ASSIGNMENT: What you return should be each line of the data containing the string "body".

THE DATA:
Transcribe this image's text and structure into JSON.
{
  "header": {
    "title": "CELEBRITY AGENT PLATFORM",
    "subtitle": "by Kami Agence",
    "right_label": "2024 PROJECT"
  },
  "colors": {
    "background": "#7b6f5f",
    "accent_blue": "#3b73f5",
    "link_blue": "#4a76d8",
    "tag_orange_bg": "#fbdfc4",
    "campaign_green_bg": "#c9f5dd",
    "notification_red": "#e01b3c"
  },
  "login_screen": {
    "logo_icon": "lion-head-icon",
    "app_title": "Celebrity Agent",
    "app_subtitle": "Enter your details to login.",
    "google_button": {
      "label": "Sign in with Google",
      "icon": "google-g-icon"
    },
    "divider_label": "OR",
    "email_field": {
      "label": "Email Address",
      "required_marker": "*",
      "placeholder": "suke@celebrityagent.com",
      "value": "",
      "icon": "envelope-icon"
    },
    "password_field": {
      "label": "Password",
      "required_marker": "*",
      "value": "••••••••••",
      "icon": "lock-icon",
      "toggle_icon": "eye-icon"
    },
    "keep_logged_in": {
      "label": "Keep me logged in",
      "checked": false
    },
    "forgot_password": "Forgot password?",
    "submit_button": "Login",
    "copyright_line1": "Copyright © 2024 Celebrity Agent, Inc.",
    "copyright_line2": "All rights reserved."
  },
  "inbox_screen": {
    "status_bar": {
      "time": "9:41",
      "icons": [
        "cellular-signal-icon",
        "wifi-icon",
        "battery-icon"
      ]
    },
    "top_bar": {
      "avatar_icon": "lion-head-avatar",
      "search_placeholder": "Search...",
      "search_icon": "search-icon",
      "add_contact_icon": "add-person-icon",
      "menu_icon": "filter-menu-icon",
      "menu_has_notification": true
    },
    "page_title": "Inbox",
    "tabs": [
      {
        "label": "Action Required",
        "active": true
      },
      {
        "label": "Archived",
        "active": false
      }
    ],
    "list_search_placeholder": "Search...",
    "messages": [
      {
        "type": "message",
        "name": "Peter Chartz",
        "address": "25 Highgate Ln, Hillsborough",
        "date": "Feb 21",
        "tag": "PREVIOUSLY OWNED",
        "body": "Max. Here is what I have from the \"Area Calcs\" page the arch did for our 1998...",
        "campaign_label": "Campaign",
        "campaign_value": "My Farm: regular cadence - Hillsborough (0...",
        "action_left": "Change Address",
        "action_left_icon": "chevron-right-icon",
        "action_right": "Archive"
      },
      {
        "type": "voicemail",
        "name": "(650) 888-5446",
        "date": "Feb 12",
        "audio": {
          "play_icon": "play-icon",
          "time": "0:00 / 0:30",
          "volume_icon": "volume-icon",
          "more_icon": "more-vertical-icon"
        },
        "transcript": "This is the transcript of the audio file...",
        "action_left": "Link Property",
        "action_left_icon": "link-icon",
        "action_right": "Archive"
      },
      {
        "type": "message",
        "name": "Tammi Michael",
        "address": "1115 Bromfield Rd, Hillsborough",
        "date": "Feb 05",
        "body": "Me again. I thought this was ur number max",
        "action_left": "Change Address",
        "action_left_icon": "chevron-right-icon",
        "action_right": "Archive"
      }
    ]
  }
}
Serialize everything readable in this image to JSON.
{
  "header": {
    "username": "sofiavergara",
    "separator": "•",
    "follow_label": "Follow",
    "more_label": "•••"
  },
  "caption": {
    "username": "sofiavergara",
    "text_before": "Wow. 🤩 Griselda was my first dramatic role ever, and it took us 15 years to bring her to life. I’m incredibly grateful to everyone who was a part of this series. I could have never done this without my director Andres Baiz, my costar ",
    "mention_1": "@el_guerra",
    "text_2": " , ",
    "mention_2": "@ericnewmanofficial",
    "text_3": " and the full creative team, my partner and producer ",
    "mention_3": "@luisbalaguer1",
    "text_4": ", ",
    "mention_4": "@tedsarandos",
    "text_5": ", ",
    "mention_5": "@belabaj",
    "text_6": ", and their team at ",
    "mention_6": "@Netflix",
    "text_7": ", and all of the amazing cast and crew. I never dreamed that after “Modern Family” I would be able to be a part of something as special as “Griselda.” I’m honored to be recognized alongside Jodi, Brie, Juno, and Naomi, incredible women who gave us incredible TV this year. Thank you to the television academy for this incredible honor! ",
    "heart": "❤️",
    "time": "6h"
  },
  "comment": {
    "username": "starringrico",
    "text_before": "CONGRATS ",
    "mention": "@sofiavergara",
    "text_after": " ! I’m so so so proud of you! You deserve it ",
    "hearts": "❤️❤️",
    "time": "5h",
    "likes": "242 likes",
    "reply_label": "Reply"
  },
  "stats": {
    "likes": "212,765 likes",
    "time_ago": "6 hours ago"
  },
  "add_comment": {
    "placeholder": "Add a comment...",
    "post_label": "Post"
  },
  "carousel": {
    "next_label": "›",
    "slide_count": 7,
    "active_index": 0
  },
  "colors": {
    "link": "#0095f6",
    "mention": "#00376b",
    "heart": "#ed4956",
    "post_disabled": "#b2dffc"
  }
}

RESPONSE TO THIS EXERCISE:
        "body": "Max. Here is what I have from the \"Area Calcs\" page the arch did for our 1998...",
        "body": "Me again. I thought this was ur number max",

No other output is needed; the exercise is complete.